**Directions**
Search the entries below for the word "平均响应时间", then copy each line in which it is found.

Data records for software interfaces
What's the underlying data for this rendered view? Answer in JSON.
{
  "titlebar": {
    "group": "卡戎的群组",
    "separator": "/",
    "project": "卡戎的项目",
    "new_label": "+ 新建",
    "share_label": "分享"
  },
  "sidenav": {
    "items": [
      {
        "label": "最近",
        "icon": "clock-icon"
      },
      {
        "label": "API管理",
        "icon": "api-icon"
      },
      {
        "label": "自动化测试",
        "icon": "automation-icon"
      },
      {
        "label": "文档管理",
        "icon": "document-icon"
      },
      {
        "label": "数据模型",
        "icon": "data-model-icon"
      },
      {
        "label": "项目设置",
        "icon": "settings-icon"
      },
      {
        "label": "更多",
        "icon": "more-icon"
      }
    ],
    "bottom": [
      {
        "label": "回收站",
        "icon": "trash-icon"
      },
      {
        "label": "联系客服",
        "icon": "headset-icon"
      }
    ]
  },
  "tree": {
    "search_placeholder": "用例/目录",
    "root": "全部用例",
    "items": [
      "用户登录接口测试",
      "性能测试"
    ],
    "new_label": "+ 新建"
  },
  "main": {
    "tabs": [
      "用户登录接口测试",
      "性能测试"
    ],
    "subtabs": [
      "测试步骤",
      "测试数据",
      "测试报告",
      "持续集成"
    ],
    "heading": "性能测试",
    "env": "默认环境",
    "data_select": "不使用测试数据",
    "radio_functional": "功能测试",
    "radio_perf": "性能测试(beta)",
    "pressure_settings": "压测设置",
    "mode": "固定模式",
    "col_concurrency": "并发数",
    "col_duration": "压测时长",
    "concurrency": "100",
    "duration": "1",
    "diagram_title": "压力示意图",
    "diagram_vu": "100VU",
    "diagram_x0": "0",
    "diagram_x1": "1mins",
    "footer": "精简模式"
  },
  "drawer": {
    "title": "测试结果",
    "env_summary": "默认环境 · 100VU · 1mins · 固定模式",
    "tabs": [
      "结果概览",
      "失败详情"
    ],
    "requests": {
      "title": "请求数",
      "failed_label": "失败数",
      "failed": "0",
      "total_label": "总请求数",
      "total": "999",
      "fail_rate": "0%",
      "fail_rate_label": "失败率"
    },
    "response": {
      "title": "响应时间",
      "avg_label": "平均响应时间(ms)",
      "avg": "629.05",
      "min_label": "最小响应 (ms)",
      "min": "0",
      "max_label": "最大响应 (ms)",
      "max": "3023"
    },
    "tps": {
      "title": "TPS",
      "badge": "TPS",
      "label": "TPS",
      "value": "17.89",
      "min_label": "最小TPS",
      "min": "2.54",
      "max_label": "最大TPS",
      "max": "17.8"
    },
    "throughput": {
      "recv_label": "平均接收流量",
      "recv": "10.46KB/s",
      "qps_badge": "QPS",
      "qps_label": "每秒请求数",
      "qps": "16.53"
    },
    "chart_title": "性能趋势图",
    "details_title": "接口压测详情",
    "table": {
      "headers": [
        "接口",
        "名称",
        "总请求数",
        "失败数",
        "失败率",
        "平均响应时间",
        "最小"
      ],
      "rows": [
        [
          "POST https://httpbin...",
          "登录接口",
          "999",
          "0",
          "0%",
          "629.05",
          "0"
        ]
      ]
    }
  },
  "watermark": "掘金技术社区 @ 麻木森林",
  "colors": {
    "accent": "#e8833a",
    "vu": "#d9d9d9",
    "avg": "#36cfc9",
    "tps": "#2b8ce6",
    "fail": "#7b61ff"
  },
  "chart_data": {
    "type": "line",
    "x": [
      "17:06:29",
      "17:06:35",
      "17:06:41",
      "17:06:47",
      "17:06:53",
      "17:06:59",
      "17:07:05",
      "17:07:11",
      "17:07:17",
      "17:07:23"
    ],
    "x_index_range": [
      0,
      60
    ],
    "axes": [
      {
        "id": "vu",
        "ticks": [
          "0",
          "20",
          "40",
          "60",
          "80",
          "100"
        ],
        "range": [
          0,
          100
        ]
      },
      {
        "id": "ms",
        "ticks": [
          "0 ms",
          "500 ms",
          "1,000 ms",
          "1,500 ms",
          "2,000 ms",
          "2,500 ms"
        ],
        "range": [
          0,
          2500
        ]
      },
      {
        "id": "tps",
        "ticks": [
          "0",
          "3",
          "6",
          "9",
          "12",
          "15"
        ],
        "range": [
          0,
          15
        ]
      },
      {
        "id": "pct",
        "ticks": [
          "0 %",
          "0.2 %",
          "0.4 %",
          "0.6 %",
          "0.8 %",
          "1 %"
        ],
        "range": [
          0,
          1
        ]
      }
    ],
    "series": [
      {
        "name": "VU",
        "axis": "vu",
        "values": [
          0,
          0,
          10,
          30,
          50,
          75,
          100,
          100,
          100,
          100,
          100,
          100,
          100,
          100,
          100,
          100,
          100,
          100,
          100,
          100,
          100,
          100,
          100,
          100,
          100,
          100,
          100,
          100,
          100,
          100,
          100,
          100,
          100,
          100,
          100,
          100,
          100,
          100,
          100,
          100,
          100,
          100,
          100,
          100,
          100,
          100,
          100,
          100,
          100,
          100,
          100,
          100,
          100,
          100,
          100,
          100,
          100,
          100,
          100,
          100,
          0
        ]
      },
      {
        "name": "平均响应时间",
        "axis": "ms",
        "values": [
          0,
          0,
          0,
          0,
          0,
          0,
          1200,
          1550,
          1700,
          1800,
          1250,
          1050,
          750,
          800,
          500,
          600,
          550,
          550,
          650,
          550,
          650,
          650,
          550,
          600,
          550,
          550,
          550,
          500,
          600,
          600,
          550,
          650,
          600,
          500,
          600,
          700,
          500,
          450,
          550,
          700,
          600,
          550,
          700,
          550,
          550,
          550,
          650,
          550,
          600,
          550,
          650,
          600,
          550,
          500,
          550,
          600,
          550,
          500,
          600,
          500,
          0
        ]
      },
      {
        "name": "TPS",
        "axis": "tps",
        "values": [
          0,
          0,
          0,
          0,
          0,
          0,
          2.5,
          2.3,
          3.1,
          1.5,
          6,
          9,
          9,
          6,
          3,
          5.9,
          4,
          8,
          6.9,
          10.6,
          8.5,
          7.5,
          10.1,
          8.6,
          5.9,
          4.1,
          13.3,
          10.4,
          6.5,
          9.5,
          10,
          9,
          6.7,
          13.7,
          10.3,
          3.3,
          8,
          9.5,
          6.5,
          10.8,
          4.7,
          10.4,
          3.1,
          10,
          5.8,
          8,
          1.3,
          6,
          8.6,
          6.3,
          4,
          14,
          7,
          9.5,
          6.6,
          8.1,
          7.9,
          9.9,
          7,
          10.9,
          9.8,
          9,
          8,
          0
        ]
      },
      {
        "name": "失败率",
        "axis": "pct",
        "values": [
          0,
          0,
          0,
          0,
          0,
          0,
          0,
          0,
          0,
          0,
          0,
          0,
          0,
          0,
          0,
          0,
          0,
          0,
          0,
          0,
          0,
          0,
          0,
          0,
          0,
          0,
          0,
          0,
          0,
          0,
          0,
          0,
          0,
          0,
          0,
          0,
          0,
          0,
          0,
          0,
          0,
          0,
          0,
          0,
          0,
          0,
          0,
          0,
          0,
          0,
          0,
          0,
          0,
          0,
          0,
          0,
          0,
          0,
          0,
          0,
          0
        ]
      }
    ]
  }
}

**Task solution**
      "avg_label": "平均响应时间(ms)",
        "平均响应时间",
        "name": "平均响应时间",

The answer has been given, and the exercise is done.